◆ INPUT FOR THIS TASK ◆
BEGIN

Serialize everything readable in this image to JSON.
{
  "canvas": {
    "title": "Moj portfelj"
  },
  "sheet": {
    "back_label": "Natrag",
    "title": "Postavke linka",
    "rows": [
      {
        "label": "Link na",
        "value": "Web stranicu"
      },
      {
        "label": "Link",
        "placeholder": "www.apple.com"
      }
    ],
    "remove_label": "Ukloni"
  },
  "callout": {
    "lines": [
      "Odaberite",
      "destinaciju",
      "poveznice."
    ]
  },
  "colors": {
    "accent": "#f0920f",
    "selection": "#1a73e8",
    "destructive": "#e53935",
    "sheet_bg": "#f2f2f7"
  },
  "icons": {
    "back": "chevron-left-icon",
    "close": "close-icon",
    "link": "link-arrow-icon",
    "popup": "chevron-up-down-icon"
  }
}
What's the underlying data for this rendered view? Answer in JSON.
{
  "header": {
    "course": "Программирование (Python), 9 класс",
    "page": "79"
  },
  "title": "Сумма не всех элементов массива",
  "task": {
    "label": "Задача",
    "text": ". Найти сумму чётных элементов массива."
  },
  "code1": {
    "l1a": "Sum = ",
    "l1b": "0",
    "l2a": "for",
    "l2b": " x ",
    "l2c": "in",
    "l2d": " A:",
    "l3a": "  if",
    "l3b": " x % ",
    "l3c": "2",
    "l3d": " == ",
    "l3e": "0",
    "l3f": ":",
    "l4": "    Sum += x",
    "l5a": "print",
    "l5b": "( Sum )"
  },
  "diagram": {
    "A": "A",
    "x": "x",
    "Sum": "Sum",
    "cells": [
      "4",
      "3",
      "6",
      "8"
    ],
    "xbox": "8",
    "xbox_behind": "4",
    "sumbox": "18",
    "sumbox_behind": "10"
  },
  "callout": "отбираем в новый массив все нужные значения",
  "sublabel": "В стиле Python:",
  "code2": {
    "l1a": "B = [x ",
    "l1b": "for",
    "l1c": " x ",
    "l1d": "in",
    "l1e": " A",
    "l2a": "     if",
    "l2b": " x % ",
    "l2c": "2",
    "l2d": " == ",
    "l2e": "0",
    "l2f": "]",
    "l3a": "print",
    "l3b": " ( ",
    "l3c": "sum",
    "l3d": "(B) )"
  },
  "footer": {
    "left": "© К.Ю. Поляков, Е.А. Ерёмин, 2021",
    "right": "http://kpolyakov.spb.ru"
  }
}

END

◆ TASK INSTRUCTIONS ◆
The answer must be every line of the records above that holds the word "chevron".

◆ ANSWER TO THIS EXERCISE ◆
    "back": "chevron-left-icon",
    "popup": "chevron-up-down-icon"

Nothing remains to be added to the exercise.